Your goal: Copy the data below exactly. Any pictures in it should be omitted.

Provided entries:
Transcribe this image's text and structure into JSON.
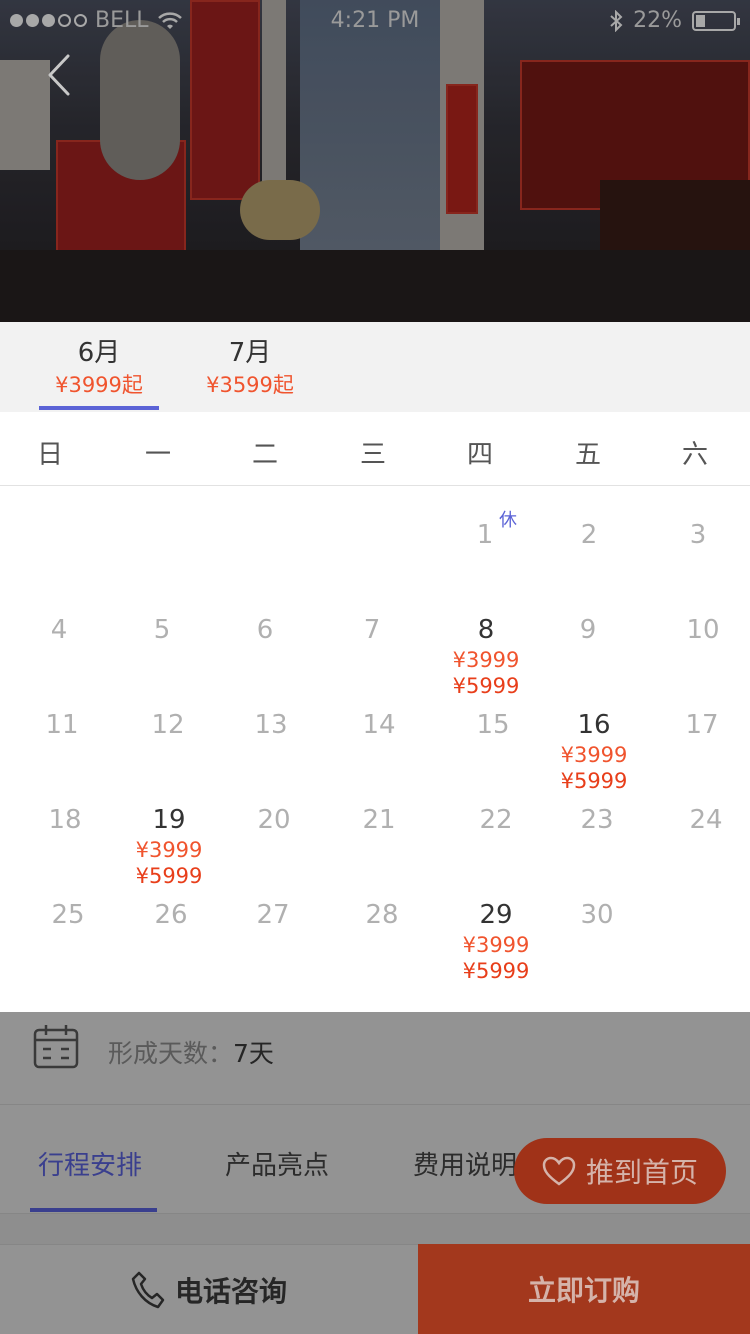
{
  "status_bar": {
    "carrier": "BELL",
    "time": "4:21 PM",
    "battery": "22%",
    "battery_level": 0.22
  },
  "month_tabs": [
    {
      "month": "6月",
      "price": "¥3999起",
      "selected": true
    },
    {
      "month": "7月",
      "price": "¥3599起",
      "selected": false
    }
  ],
  "weekdays": [
    "日",
    "一",
    "二",
    "三",
    "四",
    "五",
    "六"
  ],
  "calendar": {
    "rest_tag": "休",
    "days": [
      {
        "n": "1"
      },
      {
        "n": "2"
      },
      {
        "n": "3"
      },
      {
        "n": "4"
      },
      {
        "n": "5"
      },
      {
        "n": "6"
      },
      {
        "n": "7"
      },
      {
        "n": "8",
        "price1": "¥3999",
        "price2": "¥5999"
      },
      {
        "n": "9"
      },
      {
        "n": "10"
      },
      {
        "n": "11"
      },
      {
        "n": "12"
      },
      {
        "n": "13"
      },
      {
        "n": "14"
      },
      {
        "n": "15"
      },
      {
        "n": "16",
        "price1": "¥3999",
        "price2": "¥5999"
      },
      {
        "n": "17"
      },
      {
        "n": "18"
      },
      {
        "n": "19",
        "price1": "¥3999",
        "price2": "¥5999"
      },
      {
        "n": "20"
      },
      {
        "n": "21"
      },
      {
        "n": "22"
      },
      {
        "n": "23"
      },
      {
        "n": "24"
      },
      {
        "n": "25"
      },
      {
        "n": "26"
      },
      {
        "n": "27"
      },
      {
        "n": "28"
      },
      {
        "n": "29",
        "price1": "¥3999",
        "price2": "¥5999"
      },
      {
        "n": "30"
      }
    ]
  },
  "trip": {
    "label": "形成天数：",
    "value": "7天"
  },
  "section_tabs": [
    "行程安排",
    "产品亮点",
    "费用说明"
  ],
  "fab": {
    "label": "推到首页"
  },
  "bottom": {
    "phone_label": "电话咨询",
    "buy_label": "立即订购"
  },
  "colors": {
    "accent": "#5b63d6",
    "price": "#f0542e",
    "buy": "#a3381d"
  }
}
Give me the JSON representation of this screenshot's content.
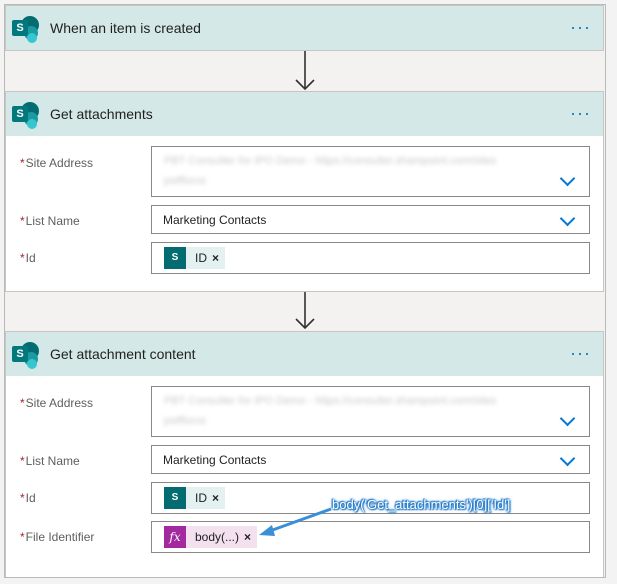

Answer area:
Transcribe this image's text and structure into JSON.
{
  "status_bar": {
    "carrier": "BELL",
    "time": "4:21 PM",
    "battery": "22%",
    "battery_level": 0.22
  },
  "month_tabs": [
    {
      "month": "6月",
      "price": "¥3999起",
      "selected": true
    },
    {
      "month": "7月",
      "price": "¥3599起",
      "selected": false
    }
  ],
  "weekdays": [
    "日",
    "一",
    "二",
    "三",
    "四",
    "五",
    "六"
  ],
  "calendar": {
    "rest_tag": "休",
    "days": [
      {
        "n": "1"
      },
      {
        "n": "2"
      },
      {
        "n": "3"
      },
      {
        "n": "4"
      },
      {
        "n": "5"
      },
      {
        "n": "6"
      },
      {
        "n": "7"
      },
      {
        "n": "8",
        "price1": "¥3999",
        "price2": "¥5999"
      },
      {
        "n": "9"
      },
      {
        "n": "10"
      },
      {
        "n": "11"
      },
      {
        "n": "12"
      },
      {
        "n": "13"
      },
      {
        "n": "14"
      },
      {
        "n": "15"
      },
      {
        "n": "16",
        "price1": "¥3999",
        "price2": "¥5999"
      },
      {
        "n": "17"
      },
      {
        "n": "18"
      },
      {
        "n": "19",
        "price1": "¥3999",
        "price2": "¥5999"
      },
      {
        "n": "20"
      },
      {
        "n": "21"
      },
      {
        "n": "22"
      },
      {
        "n": "23"
      },
      {
        "n": "24"
      },
      {
        "n": "25"
      },
      {
        "n": "26"
      },
      {
        "n": "27"
      },
      {
        "n": "28"
      },
      {
        "n": "29",
        "price1": "¥3999",
        "price2": "¥5999"
      },
      {
        "n": "30"
      }
    ]
  },
  "trip": {
    "label": "形成天数：",
    "value": "7天"
  },
  "section_tabs": [
    "行程安排",
    "产品亮点",
    "费用说明"
  ],
  "fab": {
    "label": "推到首页"
  },
  "bottom": {
    "phone_label": "电话咨询",
    "buy_label": "立即订购"
  },
  "colors": {
    "accent": "#5b63d6",
    "price": "#f0542e",
    "buy": "#a3381d"
  }
}
Give me the JSON representation of this screenshot's content.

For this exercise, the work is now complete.